Global Warming Holes: Climate-Ecosystem Feedbacks

Zaitao Pan

St. Louis University

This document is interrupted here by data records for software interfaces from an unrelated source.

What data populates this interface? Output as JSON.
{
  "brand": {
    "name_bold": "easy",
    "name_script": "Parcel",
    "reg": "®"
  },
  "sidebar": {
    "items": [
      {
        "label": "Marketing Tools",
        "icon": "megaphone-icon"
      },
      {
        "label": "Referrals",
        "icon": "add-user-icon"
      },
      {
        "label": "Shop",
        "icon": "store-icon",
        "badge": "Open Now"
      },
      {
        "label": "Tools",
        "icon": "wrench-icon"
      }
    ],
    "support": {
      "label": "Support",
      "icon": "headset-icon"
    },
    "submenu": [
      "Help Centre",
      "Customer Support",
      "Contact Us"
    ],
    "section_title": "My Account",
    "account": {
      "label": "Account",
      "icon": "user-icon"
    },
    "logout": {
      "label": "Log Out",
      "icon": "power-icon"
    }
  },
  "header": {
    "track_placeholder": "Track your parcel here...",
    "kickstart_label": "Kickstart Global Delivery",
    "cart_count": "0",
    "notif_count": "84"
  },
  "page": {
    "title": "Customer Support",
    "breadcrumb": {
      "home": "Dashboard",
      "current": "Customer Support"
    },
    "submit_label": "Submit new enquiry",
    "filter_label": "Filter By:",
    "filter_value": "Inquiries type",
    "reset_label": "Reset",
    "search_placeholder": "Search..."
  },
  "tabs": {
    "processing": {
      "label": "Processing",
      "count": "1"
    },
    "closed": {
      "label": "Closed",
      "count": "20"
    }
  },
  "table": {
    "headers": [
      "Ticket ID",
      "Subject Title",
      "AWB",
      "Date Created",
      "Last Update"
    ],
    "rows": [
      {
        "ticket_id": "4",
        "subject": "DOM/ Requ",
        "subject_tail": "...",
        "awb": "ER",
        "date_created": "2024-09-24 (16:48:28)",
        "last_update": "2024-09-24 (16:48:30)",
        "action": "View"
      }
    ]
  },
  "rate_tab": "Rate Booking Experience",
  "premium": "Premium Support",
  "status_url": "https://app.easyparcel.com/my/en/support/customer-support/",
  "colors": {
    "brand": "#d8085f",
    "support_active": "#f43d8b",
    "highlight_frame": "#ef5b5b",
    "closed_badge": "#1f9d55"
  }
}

A summer daytime “warming hole (WH)” in the central U.S. was identified observationally in the 20th century as well as in a regional model’s future scenario climate in the mid-21st century.  In this talk we report the finding of additional major summer WHs (i.e., cooling centers) in southeastern China and central South America that occurred in the 20th century.  All the three WHs are located downstream of the world’s most predominant low-level jets (LLJ) areas where mesoscale convective systems (MCSs) produce heavy summer rainfall over regions of intensive agriculture. Increased LLJ-related moisture convergence in the WH regions enhanced cloudiness and thus resulted in large attenuation of daytime solar radiation, partly explaining the opposite trends in daily maximum and minimum temperatures in the WHs during summer. The prominent MCS activity in WH regions increased rainfall and moist in soil, thus reducing the daytime sensible heating and resulting in cooling near the surface.